'''

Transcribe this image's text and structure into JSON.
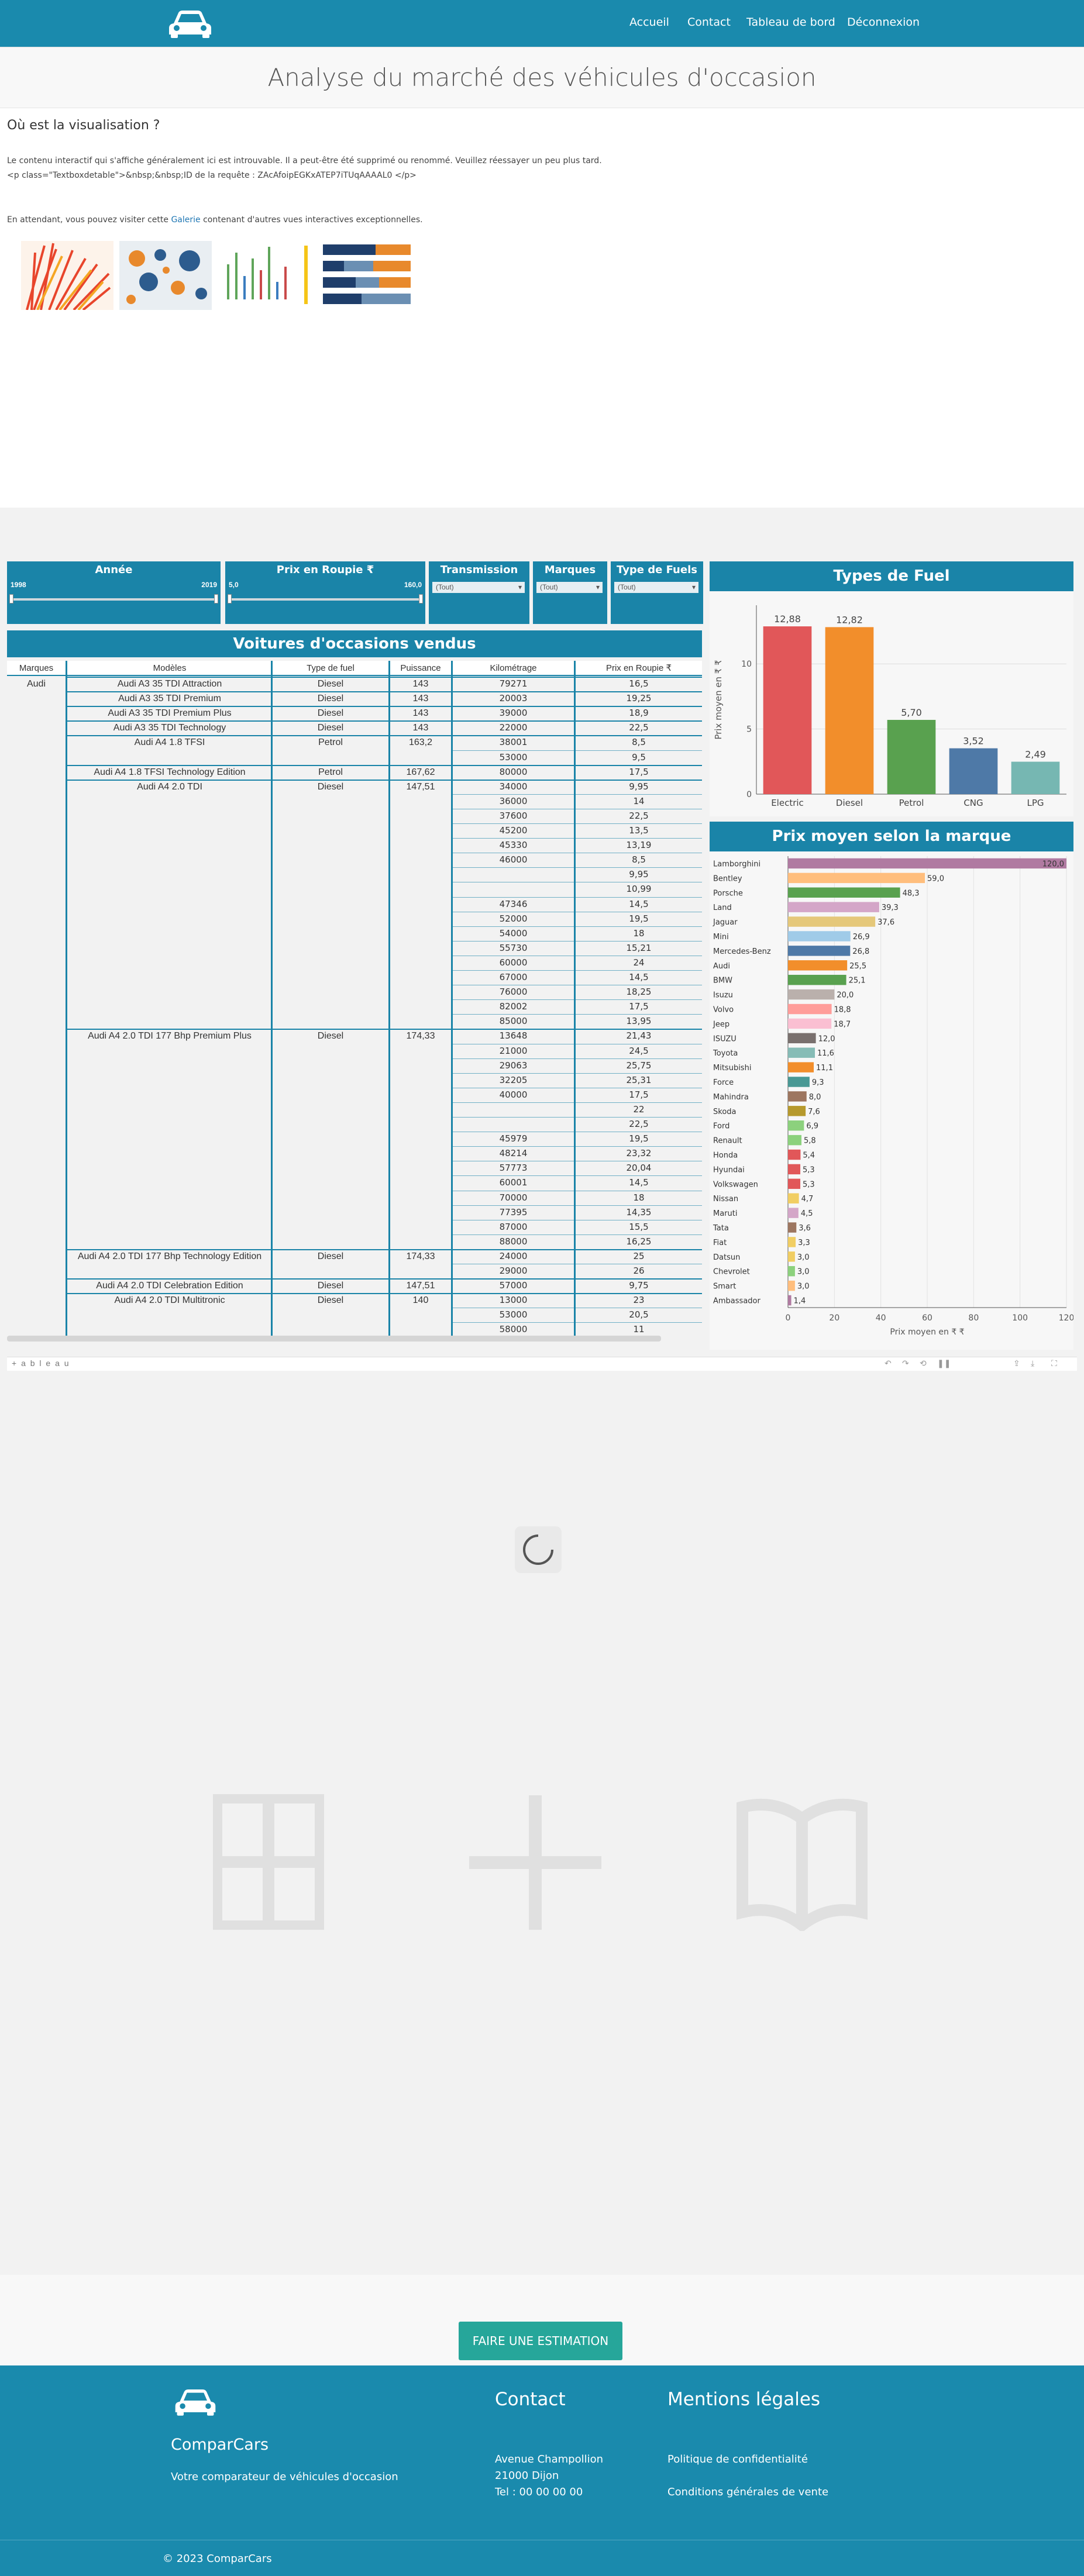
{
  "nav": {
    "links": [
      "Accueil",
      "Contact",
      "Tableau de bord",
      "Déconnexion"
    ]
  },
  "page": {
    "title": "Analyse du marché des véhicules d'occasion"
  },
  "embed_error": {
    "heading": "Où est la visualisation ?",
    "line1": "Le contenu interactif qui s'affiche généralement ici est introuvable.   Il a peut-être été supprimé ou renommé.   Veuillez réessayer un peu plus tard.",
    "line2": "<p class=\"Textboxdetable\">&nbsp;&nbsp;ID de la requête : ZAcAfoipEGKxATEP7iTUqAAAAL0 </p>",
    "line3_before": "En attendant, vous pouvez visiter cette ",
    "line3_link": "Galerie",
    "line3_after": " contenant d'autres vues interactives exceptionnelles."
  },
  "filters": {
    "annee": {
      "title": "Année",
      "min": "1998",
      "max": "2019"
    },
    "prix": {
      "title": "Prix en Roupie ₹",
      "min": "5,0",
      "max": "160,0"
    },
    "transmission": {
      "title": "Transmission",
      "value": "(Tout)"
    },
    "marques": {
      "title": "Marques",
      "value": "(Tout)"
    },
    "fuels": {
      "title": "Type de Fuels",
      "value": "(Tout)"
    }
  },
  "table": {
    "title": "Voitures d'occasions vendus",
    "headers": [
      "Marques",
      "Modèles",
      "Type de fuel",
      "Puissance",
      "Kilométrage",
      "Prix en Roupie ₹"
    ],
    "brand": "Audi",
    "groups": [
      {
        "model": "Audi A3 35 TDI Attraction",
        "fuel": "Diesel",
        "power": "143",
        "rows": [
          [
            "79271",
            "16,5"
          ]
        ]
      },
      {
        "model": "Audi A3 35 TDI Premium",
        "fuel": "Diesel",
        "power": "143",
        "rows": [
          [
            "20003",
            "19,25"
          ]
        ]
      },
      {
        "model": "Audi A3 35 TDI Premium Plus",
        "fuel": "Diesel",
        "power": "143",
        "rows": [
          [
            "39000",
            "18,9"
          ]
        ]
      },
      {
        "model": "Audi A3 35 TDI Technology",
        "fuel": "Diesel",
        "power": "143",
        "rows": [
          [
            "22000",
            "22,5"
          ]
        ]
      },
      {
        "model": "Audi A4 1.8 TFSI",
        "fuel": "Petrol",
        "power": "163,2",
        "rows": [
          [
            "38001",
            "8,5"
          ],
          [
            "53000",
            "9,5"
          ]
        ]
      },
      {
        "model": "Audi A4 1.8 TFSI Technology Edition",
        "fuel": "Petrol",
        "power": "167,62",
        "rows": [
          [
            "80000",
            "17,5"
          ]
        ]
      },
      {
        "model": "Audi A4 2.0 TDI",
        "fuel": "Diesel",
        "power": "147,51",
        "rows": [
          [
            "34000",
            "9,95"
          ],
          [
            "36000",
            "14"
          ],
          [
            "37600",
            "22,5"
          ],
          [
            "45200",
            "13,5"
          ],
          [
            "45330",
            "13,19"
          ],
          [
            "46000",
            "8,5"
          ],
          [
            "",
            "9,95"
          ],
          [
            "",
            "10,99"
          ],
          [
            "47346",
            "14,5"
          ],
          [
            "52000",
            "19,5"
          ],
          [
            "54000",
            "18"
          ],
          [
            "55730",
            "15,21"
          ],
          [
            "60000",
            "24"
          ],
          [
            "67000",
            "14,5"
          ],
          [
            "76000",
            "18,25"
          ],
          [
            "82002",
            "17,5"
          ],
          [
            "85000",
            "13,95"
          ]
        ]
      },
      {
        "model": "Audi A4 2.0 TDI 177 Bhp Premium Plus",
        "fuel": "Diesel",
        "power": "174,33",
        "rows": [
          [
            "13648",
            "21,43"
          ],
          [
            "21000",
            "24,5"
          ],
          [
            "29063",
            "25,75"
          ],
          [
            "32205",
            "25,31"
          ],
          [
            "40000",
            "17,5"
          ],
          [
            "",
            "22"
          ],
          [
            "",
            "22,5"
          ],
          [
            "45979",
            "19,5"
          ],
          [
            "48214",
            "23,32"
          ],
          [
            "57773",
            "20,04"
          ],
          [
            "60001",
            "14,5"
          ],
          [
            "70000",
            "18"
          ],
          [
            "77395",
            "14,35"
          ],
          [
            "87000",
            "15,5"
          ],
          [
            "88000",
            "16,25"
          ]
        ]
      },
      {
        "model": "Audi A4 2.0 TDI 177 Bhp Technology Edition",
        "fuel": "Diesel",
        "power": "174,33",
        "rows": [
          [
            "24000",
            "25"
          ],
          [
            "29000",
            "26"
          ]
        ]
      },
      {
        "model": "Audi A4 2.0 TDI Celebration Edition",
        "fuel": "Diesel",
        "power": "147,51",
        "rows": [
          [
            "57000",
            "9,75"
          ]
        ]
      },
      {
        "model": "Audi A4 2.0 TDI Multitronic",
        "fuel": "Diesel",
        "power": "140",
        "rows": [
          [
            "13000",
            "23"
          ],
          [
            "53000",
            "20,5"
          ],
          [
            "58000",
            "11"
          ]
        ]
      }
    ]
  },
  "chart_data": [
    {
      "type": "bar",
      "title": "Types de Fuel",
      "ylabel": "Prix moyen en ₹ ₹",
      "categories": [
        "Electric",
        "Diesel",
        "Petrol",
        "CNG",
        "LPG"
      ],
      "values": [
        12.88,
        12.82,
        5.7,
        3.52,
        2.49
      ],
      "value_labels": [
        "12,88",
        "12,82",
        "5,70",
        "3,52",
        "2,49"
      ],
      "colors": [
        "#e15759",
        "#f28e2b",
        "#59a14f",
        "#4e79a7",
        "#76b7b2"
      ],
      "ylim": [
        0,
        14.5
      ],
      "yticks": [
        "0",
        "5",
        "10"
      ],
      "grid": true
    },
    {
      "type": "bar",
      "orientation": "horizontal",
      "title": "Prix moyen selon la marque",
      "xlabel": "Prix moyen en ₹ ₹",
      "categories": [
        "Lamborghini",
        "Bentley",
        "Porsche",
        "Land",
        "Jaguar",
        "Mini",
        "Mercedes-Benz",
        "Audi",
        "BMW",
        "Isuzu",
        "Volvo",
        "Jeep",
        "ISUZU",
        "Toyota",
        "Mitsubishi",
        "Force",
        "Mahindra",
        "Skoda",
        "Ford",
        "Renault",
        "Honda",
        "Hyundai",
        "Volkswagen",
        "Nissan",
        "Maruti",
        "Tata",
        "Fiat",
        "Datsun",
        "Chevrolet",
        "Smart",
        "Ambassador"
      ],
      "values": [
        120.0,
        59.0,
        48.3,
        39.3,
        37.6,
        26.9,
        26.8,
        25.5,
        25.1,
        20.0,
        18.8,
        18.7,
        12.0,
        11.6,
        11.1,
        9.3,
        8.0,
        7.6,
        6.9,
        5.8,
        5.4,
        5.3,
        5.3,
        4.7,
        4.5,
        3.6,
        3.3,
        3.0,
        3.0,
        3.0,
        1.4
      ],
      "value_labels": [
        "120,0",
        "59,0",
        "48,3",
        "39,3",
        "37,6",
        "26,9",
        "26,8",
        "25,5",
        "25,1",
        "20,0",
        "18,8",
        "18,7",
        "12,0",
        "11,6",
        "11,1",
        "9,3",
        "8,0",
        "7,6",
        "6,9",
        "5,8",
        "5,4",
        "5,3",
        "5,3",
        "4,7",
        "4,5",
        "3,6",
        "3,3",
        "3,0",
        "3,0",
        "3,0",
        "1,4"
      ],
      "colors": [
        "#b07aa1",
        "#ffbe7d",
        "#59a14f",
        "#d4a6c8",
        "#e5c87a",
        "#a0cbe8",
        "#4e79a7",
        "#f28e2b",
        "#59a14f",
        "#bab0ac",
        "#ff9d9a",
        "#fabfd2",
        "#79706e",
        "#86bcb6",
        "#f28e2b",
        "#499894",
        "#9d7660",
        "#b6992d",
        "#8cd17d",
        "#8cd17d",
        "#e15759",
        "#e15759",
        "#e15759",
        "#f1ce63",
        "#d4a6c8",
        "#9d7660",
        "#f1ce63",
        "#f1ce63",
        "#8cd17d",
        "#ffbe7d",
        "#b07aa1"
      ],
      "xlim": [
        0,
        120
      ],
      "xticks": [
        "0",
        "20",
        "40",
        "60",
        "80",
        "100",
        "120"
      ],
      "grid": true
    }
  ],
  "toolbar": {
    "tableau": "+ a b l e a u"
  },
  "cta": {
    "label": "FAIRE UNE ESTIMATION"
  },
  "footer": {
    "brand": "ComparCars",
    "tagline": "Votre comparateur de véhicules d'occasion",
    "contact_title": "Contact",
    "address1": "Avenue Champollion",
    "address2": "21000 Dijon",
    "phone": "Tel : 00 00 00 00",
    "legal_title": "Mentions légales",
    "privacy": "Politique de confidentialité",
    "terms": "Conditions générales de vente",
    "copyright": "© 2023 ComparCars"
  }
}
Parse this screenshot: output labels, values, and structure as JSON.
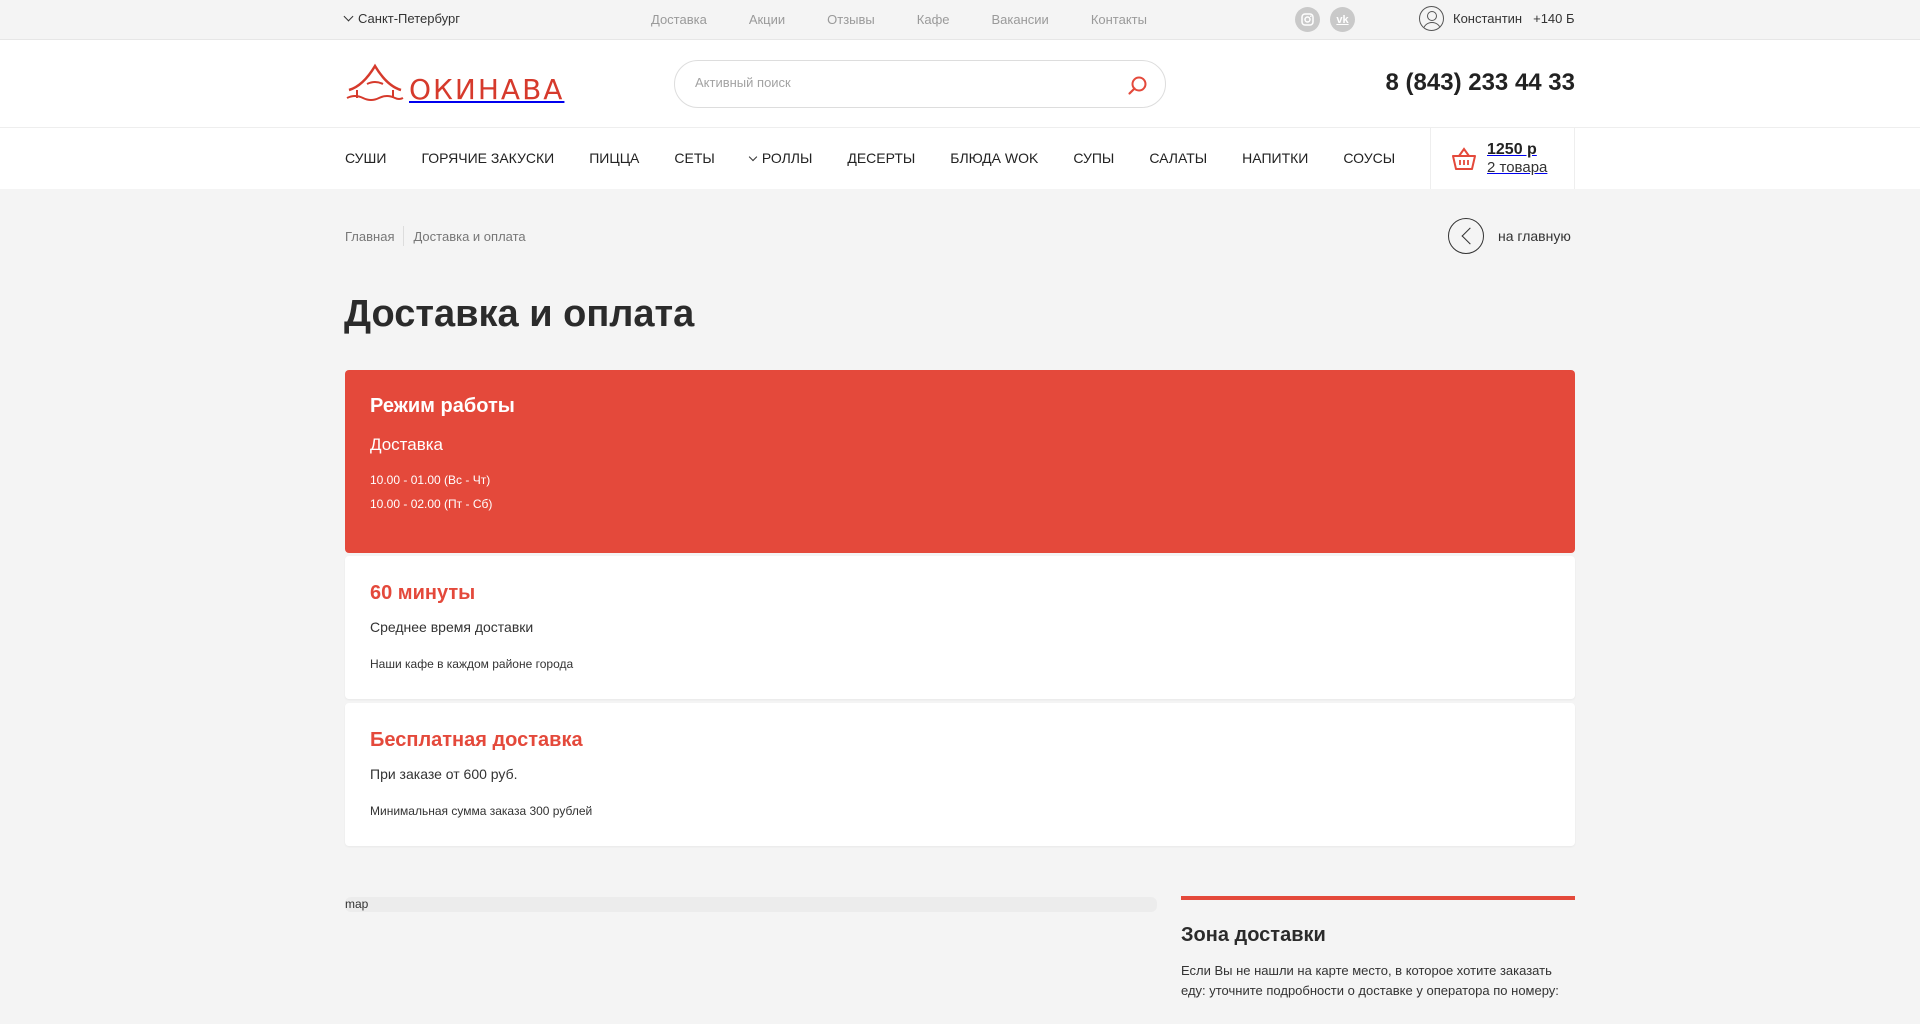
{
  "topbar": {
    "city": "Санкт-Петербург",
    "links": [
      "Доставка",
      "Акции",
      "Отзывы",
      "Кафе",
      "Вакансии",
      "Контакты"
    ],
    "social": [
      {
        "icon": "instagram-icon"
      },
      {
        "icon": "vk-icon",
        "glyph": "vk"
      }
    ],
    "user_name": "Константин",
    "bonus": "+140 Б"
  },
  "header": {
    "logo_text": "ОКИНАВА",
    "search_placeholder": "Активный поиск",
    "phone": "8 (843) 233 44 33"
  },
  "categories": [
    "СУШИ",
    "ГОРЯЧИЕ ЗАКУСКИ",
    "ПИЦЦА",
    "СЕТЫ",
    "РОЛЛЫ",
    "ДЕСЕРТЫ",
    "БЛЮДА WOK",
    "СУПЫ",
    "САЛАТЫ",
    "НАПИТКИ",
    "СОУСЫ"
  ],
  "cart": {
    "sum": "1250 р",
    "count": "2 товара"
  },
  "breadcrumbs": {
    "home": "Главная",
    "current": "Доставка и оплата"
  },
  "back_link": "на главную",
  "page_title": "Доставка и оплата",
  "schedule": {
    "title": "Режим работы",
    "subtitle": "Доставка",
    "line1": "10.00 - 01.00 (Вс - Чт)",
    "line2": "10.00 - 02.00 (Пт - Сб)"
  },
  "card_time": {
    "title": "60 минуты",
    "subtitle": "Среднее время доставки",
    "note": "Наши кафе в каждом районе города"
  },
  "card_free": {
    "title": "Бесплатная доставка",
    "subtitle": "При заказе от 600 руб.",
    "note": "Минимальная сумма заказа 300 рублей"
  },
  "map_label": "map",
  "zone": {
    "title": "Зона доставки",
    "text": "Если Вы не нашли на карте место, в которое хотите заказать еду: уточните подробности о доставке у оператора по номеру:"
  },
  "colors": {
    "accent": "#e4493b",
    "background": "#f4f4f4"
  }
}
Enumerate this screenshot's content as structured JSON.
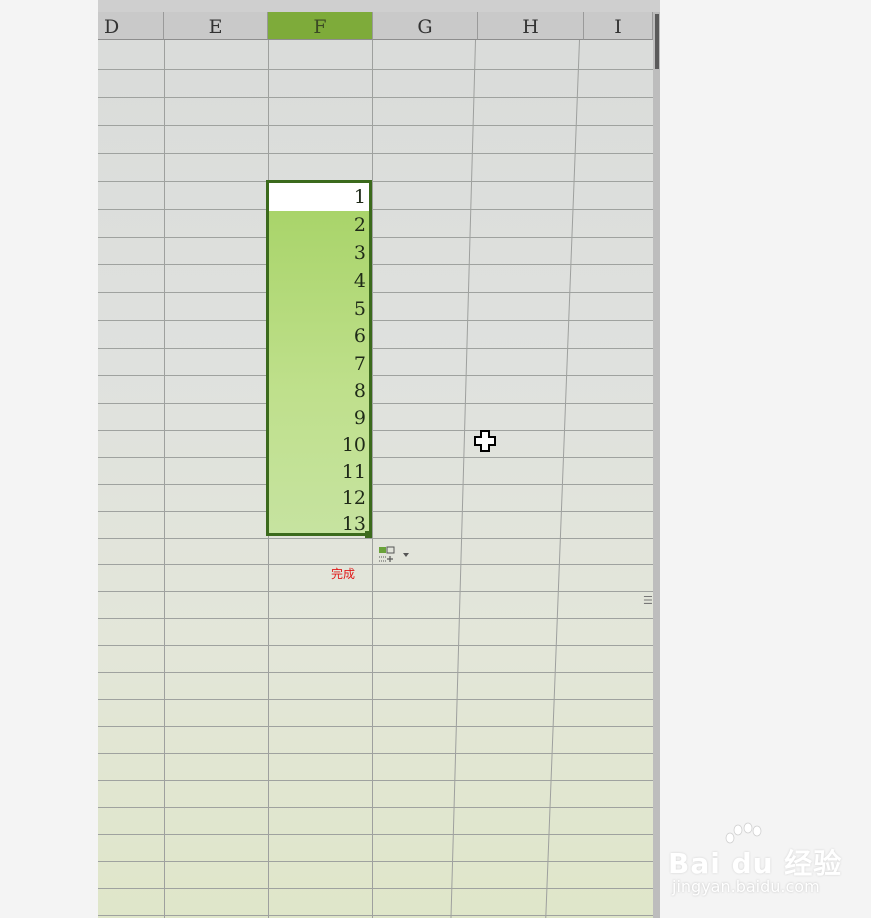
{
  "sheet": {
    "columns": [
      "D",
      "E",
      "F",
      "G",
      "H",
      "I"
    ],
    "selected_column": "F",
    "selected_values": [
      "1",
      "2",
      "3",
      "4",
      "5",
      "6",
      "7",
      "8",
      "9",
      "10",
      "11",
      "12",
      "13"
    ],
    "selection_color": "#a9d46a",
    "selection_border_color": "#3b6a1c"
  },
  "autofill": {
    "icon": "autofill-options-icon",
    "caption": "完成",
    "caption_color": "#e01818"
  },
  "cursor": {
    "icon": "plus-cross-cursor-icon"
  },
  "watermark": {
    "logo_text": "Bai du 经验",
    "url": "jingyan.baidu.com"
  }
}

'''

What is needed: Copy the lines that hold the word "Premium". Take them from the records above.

Exercise response:
        "model": "Audi A3 35 TDI Premium",
        "model": "Audi A3 35 TDI Premium Plus",
        "model": "Audi A4 2.0 TDI 177 Bhp Premium Plus",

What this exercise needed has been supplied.